As my hon. Friend is aware, I have asked this question because the suggestion was in the recent review of immigration appeals paper. I am concerned to find out what progress has been made in dealing with the large backlog which means that these cases are delayed.
The Government have put a great deal of effort into reducing the backlog of appeals. I can assist my hon. Friend by setting out the relevant statistics. In July 1997, the figure for outstanding appeals by adjudicators was 34,907 and by September 1998 that had been reduced to 22,298. We anticipate that by the end of March 1999, that figure will have been reduced again to some 16,000 cases.
Does the hon. Gentleman agree that, such is the backlog of immigration matters, for all sorts of different and understandable reasons, the law is being brought into disrepute? Will he examine the method used in Holland for dealing with illegal immigrants where adjudicators are on the spot the whole time so that cases can be dealt with immediately and do not block up the magistrates courts?
I do not accept that the law has been brought into disrepute. However, the appeals process is currently under review and I would welcome the hon. Gentleman's suggestions for other ways in which these matters may be resolved more effectively and, certainly, more speedily.
I welcome the Minister's actions so far in dealing with the backlog. However, does he accept that one way of dealing with the backlog—which clearly causes enormous distress to applicants—is to appoint more adjudicators? What action is he taking to ensure that more adjudicators are appointed to deal with the ever-increasing number of cases?

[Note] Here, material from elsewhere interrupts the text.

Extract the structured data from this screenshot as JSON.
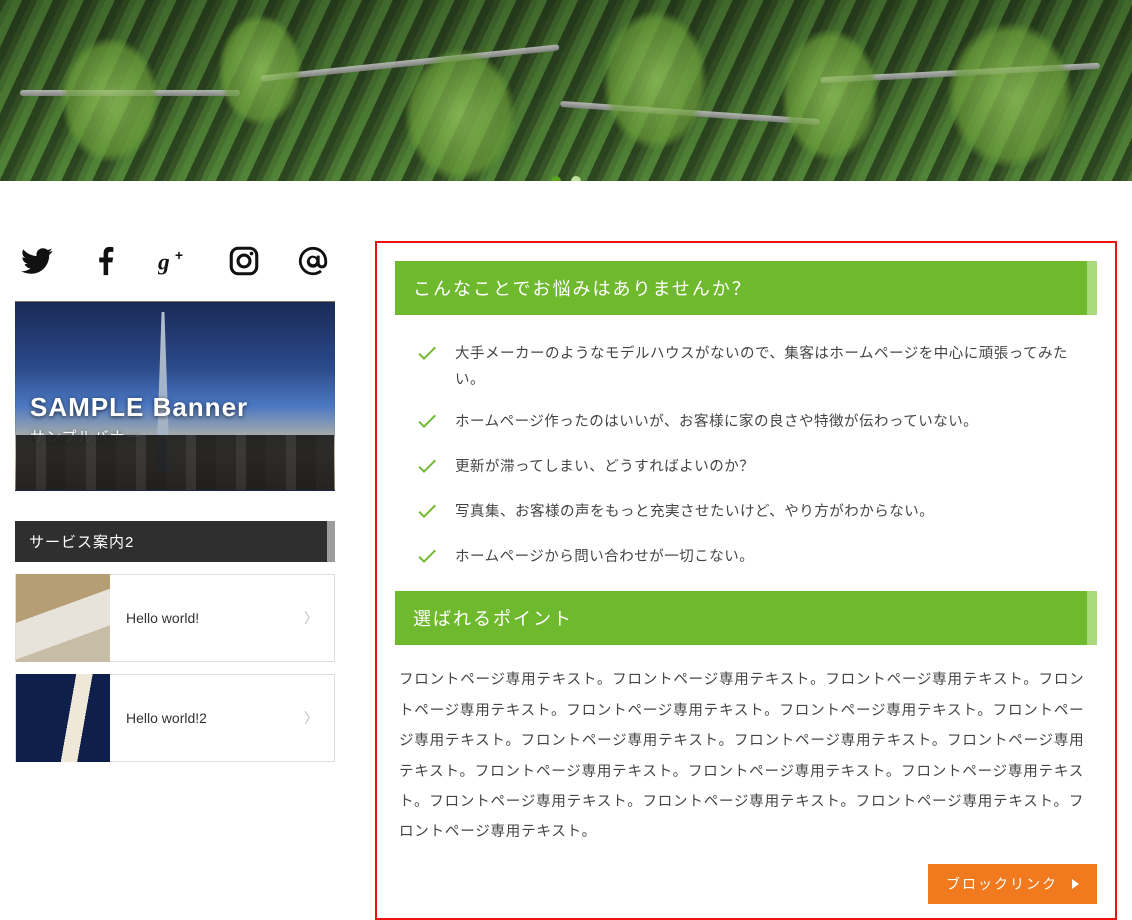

The Government have appointed new adjudicators since our election in May 1997. There are currently 34 full-time adjudicators and 212 part-time adjudicators. A recent recruitment board for full-time appointments is expected to result in the appointment of at least eight new adjudicators. A board for part-time appointments is due to commence shortly, to which 77 candidates have been called to interview. We shall continue to increase the number of adjudicators with a view to reducing the backlog.